Destroying The Myth Of 'Cash On The Sidelines'
With the markets breaking out to new highs, it is not surprising to see a continued stream of analysis grappling for bits of data to support the bullish mantra. As you know, I have increased equity allocations in models with the breakout, but this is a tactical position only as the fundamentals simply do not support the rising risk levels currently.
However, despite 8-years of a bull market advance, one of the prevailing myths that seeming will not die is that of “cash on the sidelines.” To wit:
“Underpinning gains in both stocks and bonds is $5 trillion of capital that is sitting on the sidelines and serving as a reservoir for buying on weakness. This excess cash acts as a backstop for financial assets, both bonds and equities, because any correction is quickly reversed by investors deploying their excess cash to buy the dip,” Nikolaos Panigirtzoglou, the managing director of global market strategy at JPMorgan, wrote in a client note.

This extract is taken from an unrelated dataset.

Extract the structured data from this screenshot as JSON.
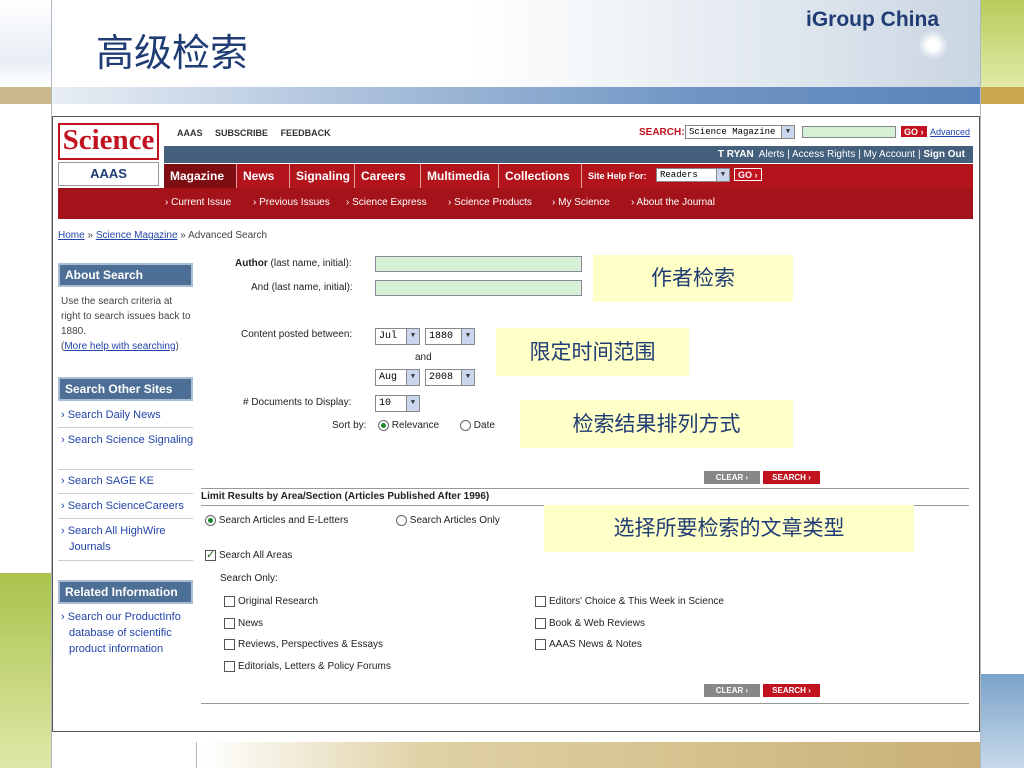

This is the age old excuse why the current “bull market” rally is set to continue into the indefinite future. The ongoing belief is that at any moment investors are suddenly going to empty bank accounts and pour it into the markets. However, the reality is if they haven’t done it by now after 3-consecutive rounds of Q.E. in the U.S., a 200% advance in the markets, and ongoing global Q.E., exactly what will that catalyst be?
However, Clifford Asness previously wrote:
“There are no sidelines. Those saying this seem to envision a seller of stocks moving her money to cash and awaiting a chance to return. But they always ignore that this seller sold to somebody, who presumably moved a precisely equal amount of cash off the sidelines.”
Every transaction in the market requires both a buyer and a seller with the only differentiating factor being at what PRICE the transaction occurs. Since this must be the case for there to be equilibrium to the markets there can be no “sidelines.”
Furthermore, despite this very salient point, a look at the stock-to-cash ratios also suggest there is very little available buying power for investors current.
Each month, the Investment Company Institute releases information related to the mutual fund industry. Included in this data is the total amount of assets invested in mutual funds, ETFs and money market funds. As a rough measure of investor sentiment, this indicator looks at the total assets invested in equity mutual funds and ETFs, and compares it to the total assets invested in the safety of money market funds.
The higher the ratio, the more comfortable investors have become holding stocks; the lower the ratio, the more uncertainty there is in the market. Currently, with the ratio at the highest level on record there is little fear of holding stocks.
Negative free cash balances also suggest the same as investors have piled on the highest levels of leverage in market history.
Furthermore, with investors once again “fully invested” in equities, it is not surprising to see cash and bond allocations near historic lows.
Cash on the sidelines? Not really.
Everyone “all in the boat?” Absolutely.
Historical outcomes from such situations? Not Great.